Problem statement. Repeat the entries below word for word, though any picture in them should be dropped.

Data.

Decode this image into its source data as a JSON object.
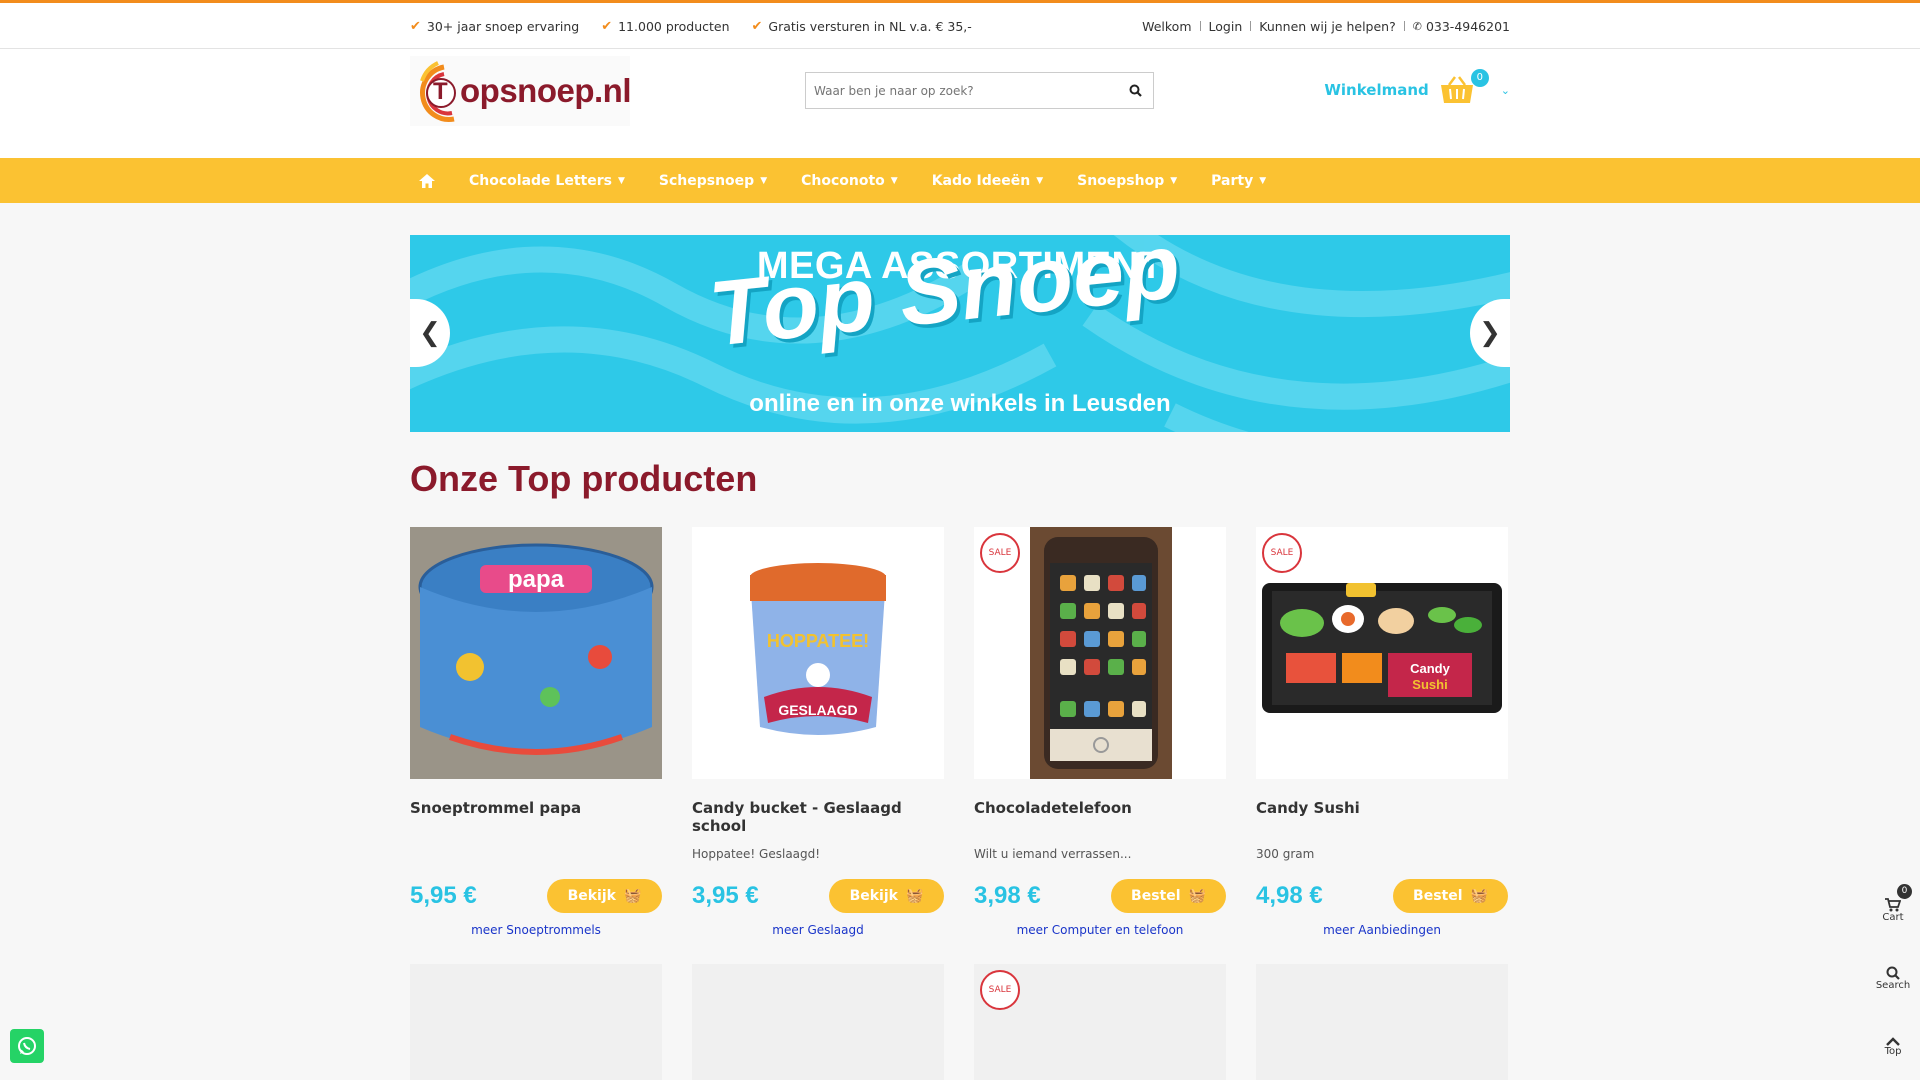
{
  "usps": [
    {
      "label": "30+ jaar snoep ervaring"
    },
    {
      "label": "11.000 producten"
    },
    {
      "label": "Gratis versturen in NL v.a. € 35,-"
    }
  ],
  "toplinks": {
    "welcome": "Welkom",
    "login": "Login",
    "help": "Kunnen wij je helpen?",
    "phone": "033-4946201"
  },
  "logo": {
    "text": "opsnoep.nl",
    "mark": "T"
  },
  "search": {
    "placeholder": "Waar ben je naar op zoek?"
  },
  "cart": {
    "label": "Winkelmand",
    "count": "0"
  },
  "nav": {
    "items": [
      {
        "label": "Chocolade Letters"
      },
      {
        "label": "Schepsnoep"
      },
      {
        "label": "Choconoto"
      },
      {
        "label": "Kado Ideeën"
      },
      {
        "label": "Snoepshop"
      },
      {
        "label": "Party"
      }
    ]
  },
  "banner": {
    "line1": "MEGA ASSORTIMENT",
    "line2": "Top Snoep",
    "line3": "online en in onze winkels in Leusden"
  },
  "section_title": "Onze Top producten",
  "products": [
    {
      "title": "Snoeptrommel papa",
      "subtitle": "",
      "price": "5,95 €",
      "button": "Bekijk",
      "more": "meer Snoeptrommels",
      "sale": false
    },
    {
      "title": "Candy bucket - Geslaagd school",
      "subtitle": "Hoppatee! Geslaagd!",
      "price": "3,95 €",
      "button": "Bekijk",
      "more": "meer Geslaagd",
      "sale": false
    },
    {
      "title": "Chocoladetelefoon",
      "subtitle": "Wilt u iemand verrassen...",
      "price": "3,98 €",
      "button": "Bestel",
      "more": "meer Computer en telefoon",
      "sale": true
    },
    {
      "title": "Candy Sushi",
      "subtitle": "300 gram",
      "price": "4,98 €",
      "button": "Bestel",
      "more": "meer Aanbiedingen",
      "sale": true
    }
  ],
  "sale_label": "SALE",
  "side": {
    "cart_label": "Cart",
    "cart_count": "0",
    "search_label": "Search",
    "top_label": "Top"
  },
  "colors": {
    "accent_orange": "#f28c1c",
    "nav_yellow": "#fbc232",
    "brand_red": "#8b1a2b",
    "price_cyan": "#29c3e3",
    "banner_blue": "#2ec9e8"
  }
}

Answer area.
Decode this image into its source data as a JSON object.
{
  "usps": [
    {
      "label": "30+ jaar snoep ervaring"
    },
    {
      "label": "11.000 producten"
    },
    {
      "label": "Gratis versturen in NL v.a. € 35,-"
    }
  ],
  "toplinks": {
    "welcome": "Welkom",
    "login": "Login",
    "help": "Kunnen wij je helpen?",
    "phone": "033-4946201"
  },
  "logo": {
    "text": "opsnoep.nl",
    "mark": "T"
  },
  "search": {
    "placeholder": "Waar ben je naar op zoek?"
  },
  "cart": {
    "label": "Winkelmand",
    "count": "0"
  },
  "nav": {
    "items": [
      {
        "label": "Chocolade Letters"
      },
      {
        "label": "Schepsnoep"
      },
      {
        "label": "Choconoto"
      },
      {
        "label": "Kado Ideeën"
      },
      {
        "label": "Snoepshop"
      },
      {
        "label": "Party"
      }
    ]
  },
  "banner": {
    "line1": "MEGA ASSORTIMENT",
    "line2": "Top Snoep",
    "line3": "online en in onze winkels in Leusden"
  },
  "section_title": "Onze Top producten",
  "products": [
    {
      "title": "Snoeptrommel papa",
      "subtitle": "",
      "price": "5,95 €",
      "button": "Bekijk",
      "more": "meer Snoeptrommels",
      "sale": false
    },
    {
      "title": "Candy bucket - Geslaagd school",
      "subtitle": "Hoppatee! Geslaagd!",
      "price": "3,95 €",
      "button": "Bekijk",
      "more": "meer Geslaagd",
      "sale": false
    },
    {
      "title": "Chocoladetelefoon",
      "subtitle": "Wilt u iemand verrassen...",
      "price": "3,98 €",
      "button": "Bestel",
      "more": "meer Computer en telefoon",
      "sale": true
    },
    {
      "title": "Candy Sushi",
      "subtitle": "300 gram",
      "price": "4,98 €",
      "button": "Bestel",
      "more": "meer Aanbiedingen",
      "sale": true
    }
  ],
  "sale_label": "SALE",
  "side": {
    "cart_label": "Cart",
    "cart_count": "0",
    "search_label": "Search",
    "top_label": "Top"
  },
  "colors": {
    "accent_orange": "#f28c1c",
    "nav_yellow": "#fbc232",
    "brand_red": "#8b1a2b",
    "price_cyan": "#29c3e3",
    "banner_blue": "#2ec9e8"
  }
}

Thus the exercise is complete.